━━━━━ RECORDS TO USE ━━━━━

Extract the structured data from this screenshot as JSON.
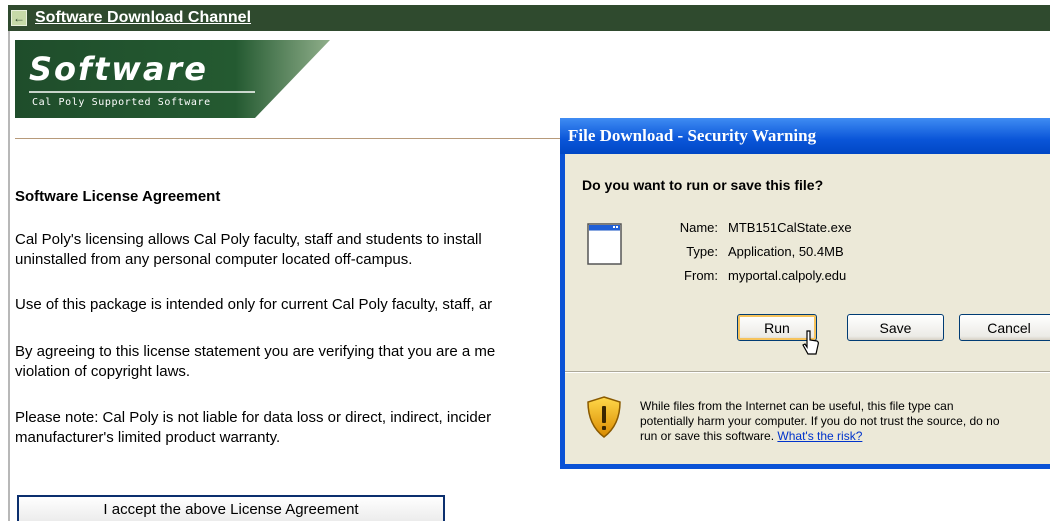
{
  "channel": {
    "title": "Software Download Channel",
    "back_icon": "back-arrow-icon"
  },
  "banner": {
    "title": "Software",
    "subtitle": "Cal Poly Supported Software"
  },
  "license": {
    "heading": "Software License Agreement",
    "p1_line1": "Cal Poly's licensing allows Cal Poly faculty, staff and students to install",
    "p1_line2": "uninstalled from any personal computer located off-campus.",
    "p2": "Use of this package is intended only for current Cal Poly faculty, staff, ar",
    "p3_line1": "By agreeing to this license statement you are verifying that you are a me",
    "p3_line2": "violation of copyright laws.",
    "p4_line1": "Please note: Cal Poly is not liable for data loss or direct, indirect, incider",
    "p4_line2": "manufacturer's limited product warranty.",
    "accept_label": "I accept the above License Agreement"
  },
  "dialog": {
    "title": "File Download - Security Warning",
    "question": "Do you want to run or save this file?",
    "name_label": "Name:",
    "name_value": "MTB151CalState.exe",
    "type_label": "Type:",
    "type_value": "Application, 50.4MB",
    "from_label": "From:",
    "from_value": "myportal.calpoly.edu",
    "run_label": "Run",
    "save_label": "Save",
    "cancel_label": "Cancel",
    "warning_line1": "While files from the Internet can be useful, this file type can",
    "warning_line2": "potentially harm your computer. If you do not trust the source, do no",
    "warning_line3": "run or save this software.",
    "risk_link": "What's the risk?",
    "icons": [
      "application-file-icon",
      "security-shield-icon",
      "pointer-cursor-icon"
    ]
  },
  "colors": {
    "channel_bar": "#2f4a2e",
    "banner_green": "#1f4d2b",
    "dialog_blue": "#0a52d6",
    "dialog_face": "#ece9d8",
    "link_blue": "#0033cc"
  }
}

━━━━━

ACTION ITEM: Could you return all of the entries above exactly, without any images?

SOLUTION TO THIS TASK:
Extract the structured data from this screenshot as JSON.
{
  "channel": {
    "title": "Software Download Channel",
    "back_icon": "back-arrow-icon"
  },
  "banner": {
    "title": "Software",
    "subtitle": "Cal Poly Supported Software"
  },
  "license": {
    "heading": "Software License Agreement",
    "p1_line1": "Cal Poly's licensing allows Cal Poly faculty, staff and students to install",
    "p1_line2": "uninstalled from any personal computer located off-campus.",
    "p2": "Use of this package is intended only for current Cal Poly faculty, staff, ar",
    "p3_line1": "By agreeing to this license statement you are verifying that you are a me",
    "p3_line2": "violation of copyright laws.",
    "p4_line1": "Please note: Cal Poly is not liable for data loss or direct, indirect, incider",
    "p4_line2": "manufacturer's limited product warranty.",
    "accept_label": "I accept the above License Agreement"
  },
  "dialog": {
    "title": "File Download - Security Warning",
    "question": "Do you want to run or save this file?",
    "name_label": "Name:",
    "name_value": "MTB151CalState.exe",
    "type_label": "Type:",
    "type_value": "Application, 50.4MB",
    "from_label": "From:",
    "from_value": "myportal.calpoly.edu",
    "run_label": "Run",
    "save_label": "Save",
    "cancel_label": "Cancel",
    "warning_line1": "While files from the Internet can be useful, this file type can",
    "warning_line2": "potentially harm your computer. If you do not trust the source, do no",
    "warning_line3": "run or save this software.",
    "risk_link": "What's the risk?",
    "icons": [
      "application-file-icon",
      "security-shield-icon",
      "pointer-cursor-icon"
    ]
  },
  "colors": {
    "channel_bar": "#2f4a2e",
    "banner_green": "#1f4d2b",
    "dialog_blue": "#0a52d6",
    "dialog_face": "#ece9d8",
    "link_blue": "#0033cc"
  }
}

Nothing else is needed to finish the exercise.